Monday, February 14, 2011
"HOW I CAME TO WRITE THIS BOOK" Brad Parks
This is a book that began with discarded mattresses.
As a reporter with The Newark Star-Ledger in the winter of 2008, making daily drives
through Newark, I felt like I was suddenly seeing mattresses everywhere – leaning up against porches, discarded on sidewalks, tossed near dumpsters. Finally, I asked the question: What’s with the mattresses?
Foreclosures, I was told. People were defaulting on their loans and being ordered out of
their houses. They tended to be folks who didn’t have cars, or only owned small ones, and
therefore couldn’t take along their mattresses. So they were left behind.
Little did we guess, but those mattresses foretold a worldwide economic collapse – and,
as it turned out, also led to my next book, Eyes of the Innocent.
The first part of that story is, by now, well known. We began learning about something
called “mortgage-backed securities” – mortgages, many of them of the subprime variety, that had been packaged, sliced into pieces, and sold to investors who were assured they were ultrasafe.
Except they weren’t. Not even close. Mortgage-backed securitization was really just a pretty
ribbon on a bunch of ugly loans, given to borrowers who couldn’t afford them. In Newark, it
wasn’t unusual to find applicants making $35,000 a year being approved to buy houses that,
with prices inflated by speculators and flippers, were going for $350,000 or more. The math
didn’t work. And as soon as the global credit crunch hit, depriving the housing market of the
easy money that had fueled the insanity, it all got bad in a hurry.
The wave of foreclosures that first pounded Newark in 2008 – which I covered in some
depth for The Star-Ledger – soon spread across the country. Many mortgage-backed securities became worthless, a blow from which some of the world’s largest financial institutions never recovered.
For Newark, the pain has been no less acute. Houses left empty by foreclosure are magnets
for trouble. And all those years of speculation and house-flipping left a messy legacy,
especially for the people who dove in it over their heads and were left standing when the music stopped and the market crashed.
Those two elements – what happens to the houses and the people victimized by the
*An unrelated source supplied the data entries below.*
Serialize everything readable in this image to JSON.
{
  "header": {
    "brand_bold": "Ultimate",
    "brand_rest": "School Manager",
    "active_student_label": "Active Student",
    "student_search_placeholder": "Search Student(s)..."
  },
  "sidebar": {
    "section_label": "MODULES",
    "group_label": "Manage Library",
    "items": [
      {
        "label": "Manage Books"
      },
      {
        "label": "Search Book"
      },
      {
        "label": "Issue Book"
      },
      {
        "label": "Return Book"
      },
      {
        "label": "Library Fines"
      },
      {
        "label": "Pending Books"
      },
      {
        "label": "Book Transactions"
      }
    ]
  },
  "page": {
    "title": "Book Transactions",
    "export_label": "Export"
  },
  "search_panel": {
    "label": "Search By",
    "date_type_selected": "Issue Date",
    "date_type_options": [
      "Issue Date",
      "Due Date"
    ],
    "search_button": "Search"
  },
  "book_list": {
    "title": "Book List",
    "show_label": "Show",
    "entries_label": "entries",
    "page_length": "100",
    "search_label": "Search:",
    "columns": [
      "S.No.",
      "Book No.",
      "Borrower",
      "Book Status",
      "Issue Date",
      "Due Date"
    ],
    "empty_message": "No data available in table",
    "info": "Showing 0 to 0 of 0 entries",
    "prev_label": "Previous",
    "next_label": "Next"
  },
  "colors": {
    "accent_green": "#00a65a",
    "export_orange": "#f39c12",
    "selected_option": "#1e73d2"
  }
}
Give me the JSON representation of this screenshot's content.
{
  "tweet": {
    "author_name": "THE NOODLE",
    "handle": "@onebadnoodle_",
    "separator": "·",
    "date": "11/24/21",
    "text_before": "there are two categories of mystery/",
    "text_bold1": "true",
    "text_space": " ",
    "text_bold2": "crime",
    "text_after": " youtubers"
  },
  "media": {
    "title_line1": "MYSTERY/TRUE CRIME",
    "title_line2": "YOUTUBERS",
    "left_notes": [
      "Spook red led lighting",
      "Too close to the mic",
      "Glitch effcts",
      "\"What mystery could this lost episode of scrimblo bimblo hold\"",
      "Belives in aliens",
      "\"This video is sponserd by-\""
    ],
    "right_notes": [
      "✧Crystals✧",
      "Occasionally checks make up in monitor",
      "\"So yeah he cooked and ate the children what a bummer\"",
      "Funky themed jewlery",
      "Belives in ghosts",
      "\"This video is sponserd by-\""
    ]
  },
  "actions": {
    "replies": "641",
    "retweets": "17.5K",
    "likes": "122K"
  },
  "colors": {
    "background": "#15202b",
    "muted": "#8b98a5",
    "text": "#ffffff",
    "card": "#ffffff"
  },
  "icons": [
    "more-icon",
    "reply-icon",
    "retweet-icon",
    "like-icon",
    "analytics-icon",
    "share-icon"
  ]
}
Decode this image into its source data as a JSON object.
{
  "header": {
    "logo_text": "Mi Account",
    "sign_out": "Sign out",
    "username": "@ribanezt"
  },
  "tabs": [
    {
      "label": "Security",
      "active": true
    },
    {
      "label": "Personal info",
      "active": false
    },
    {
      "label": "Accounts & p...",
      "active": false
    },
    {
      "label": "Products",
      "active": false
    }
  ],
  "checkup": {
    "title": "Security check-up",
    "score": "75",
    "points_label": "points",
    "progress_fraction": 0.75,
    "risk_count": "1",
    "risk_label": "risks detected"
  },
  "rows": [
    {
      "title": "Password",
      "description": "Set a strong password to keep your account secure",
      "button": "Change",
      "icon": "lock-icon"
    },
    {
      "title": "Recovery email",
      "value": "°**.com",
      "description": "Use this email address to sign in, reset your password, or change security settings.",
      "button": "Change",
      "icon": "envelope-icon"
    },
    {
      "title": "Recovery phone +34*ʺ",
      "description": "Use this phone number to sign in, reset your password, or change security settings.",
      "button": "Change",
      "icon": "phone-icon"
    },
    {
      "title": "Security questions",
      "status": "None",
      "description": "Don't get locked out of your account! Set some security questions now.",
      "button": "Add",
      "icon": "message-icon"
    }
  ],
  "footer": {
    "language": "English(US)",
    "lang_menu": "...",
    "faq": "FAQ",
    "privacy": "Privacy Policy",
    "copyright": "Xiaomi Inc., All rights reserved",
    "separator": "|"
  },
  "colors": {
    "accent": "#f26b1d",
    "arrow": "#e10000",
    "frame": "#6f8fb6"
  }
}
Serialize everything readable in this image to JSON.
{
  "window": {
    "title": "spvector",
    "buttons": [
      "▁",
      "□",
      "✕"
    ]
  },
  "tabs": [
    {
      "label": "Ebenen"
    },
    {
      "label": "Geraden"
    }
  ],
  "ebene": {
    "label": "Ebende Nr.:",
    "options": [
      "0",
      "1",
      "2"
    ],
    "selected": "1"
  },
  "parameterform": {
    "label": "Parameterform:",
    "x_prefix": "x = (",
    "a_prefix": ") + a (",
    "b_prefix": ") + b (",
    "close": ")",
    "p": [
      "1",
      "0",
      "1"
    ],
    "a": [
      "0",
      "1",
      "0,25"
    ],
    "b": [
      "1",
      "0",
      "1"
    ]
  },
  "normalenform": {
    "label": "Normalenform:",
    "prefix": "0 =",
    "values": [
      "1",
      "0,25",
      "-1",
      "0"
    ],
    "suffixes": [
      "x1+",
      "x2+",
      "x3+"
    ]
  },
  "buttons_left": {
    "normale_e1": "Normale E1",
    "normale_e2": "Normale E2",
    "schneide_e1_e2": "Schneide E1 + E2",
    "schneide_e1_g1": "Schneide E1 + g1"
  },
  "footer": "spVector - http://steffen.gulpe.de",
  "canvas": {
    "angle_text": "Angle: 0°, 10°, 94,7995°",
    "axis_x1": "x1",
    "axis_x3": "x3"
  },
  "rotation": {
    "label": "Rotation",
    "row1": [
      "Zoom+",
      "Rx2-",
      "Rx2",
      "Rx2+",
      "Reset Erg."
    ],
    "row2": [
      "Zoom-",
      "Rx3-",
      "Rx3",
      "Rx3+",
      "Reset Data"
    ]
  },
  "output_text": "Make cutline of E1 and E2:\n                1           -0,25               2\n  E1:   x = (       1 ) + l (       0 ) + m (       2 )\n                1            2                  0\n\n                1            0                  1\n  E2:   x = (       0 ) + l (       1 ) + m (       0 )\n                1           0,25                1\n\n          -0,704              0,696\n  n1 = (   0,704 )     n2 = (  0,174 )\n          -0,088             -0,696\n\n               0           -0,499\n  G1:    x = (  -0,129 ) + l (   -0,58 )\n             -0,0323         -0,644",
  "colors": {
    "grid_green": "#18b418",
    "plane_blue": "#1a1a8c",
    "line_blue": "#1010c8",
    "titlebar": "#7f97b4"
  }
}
subprime mortgage scandal – helped inform and inspire Eyes of the Innocent, fictional reporter Carter Ross’s latest romp into urban America.
Brad Parks is also the author of FACES OF THE GONE.